A manhole is the access point to any underground infrastructure. As such, sewerage systems are provided with a distributed set of manholes, also referred as inspection chambers, that are crucial for the proper inspection, cleaning and maintenance of sewers.
In this article we will see basics about sewer manholes, their importance in sewer inspection, the different types of structures and materials used in their fabrication. Moreover, we will see a particular kind of inspection designed specially to be performed on manholes.
Sewer manholes and inspection chambers
As introduced above, the main purpose of manholes is to provide access to sewer systems for cleaning and inspection. Also, they allow the connection of different pipes in the sewerage, for example because sewer lines change in direction or size.
Manholes has two main parts:
The chamber, which is a cavity that connects to one or more sewer lines
The vertical pipe that connects the chamber with the outside
The vertical pipe has a circular shape, so it better resists the compression of the earth. Often, they are made of precast concrete, although plastic and fiberglass manholes are also possible. For deep manholes, they can be manufactured with a ladder attached, to allow human access.
However, for most modern video camera inspections, like the ones analyzed by our SEWDEF, system, a physical human entry is not required.
Finally, the top part of this vertical pipe is ended with a cover, to protect the manhole and prevent unauthorized access. Now we will see the main features of manhole covers.
Sewer manhole covers
Sewer manhole covers serve as protection both for the manhole itself, and to prevent accidental access by animals or humans. The material used must be strong and heavy, to ensure they will keep in place despite the traffic or people passing over them.
That is the reason why the materials used are often iron or concrete.
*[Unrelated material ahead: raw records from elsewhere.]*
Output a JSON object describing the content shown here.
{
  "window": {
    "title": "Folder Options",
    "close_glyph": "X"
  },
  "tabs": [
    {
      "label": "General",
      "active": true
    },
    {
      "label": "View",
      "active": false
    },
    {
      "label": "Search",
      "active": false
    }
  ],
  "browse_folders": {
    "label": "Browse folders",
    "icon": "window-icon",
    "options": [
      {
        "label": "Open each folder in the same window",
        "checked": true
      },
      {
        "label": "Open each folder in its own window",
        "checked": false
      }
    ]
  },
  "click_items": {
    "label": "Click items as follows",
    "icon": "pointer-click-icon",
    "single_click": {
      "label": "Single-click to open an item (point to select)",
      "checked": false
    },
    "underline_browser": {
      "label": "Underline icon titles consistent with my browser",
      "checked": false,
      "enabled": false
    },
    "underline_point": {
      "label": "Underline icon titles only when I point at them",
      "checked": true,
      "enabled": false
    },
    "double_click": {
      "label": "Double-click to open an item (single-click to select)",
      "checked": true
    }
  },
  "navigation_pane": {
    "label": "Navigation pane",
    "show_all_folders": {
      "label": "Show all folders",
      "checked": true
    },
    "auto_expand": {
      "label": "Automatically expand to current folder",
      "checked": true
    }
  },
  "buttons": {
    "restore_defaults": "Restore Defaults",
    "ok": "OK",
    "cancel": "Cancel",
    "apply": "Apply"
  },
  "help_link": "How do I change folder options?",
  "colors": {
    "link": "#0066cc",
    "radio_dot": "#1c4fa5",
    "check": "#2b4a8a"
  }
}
Since in many cases they are manually lifted, other materials can be used to reduce the weight, like fiberglass or other composite materials.
Manhole covers do not close the inspection chamber hermetically. In fact, they are built with small holes in traditional covers, or as a grating cover. In any case, there at least three good explanations for these holes:
- Gasses produced inside the sewers, which could be harmful or corrosive, are released through the holes of the sewer cover
- Specially in the case of grating covers, holes in covers help the evacuation of water from the street, preventing floods
- There are different methods for lifting manhole covers. Although some tools are based on magnets, taking profit of the metallic materials they are made of, the small holes can be used for lifting the cover with the classic tool based on a lever principle
Although manhole covers can have different shapes, like square or rectangle, they are typically round. And there are also interesting reasons for that. A few of them are:
- Round manhole covers are easy to manufacture and transport
- Easy installation (they do not need a particular orientation)
- Round covers cannot fall through the manhole
- Rounded covers require less area (and therefore less material) to cover the same width than squared cover
Sewer manhole inspections
Sewer video inspections are obtained by introducing a robot with a video camera through the sewer manhole, and then driving it through a sewer pipe. The video inspection is recorded and it is analyzed either manually or using an automatic detection system like SEWDEF.
This traditional type of inspection has the advantage of recording possible defects close enough to have a good estimation about their location and severity. However, it takes some time to move the robot along the pipe, and on many occasions the mobility is restricted by obstacles or sedimentation. In some cases, even the robot ends up stuck in the middle of the pipe.
One alternative to the traditional sewer inspection is to perform a manhole inspection, introducing a special camera through the manhole, mounted in a structure that just lowers the camera and inspects the pipes connected to the chamber.
The main advantage of this method is that it reduces the inspection time. Once the camera is located in front of the connected pipe, far sections can be analyzed by zooming in.
Although both inspection methods are different in their execution, and so they are the type of videos recorded, the SEWDEF can work with both, providing a fast, reliable and automatic way to analyze and report defects on sewer systems.
If you want to know more about our SEWDEF system, do not hesitate to contact us.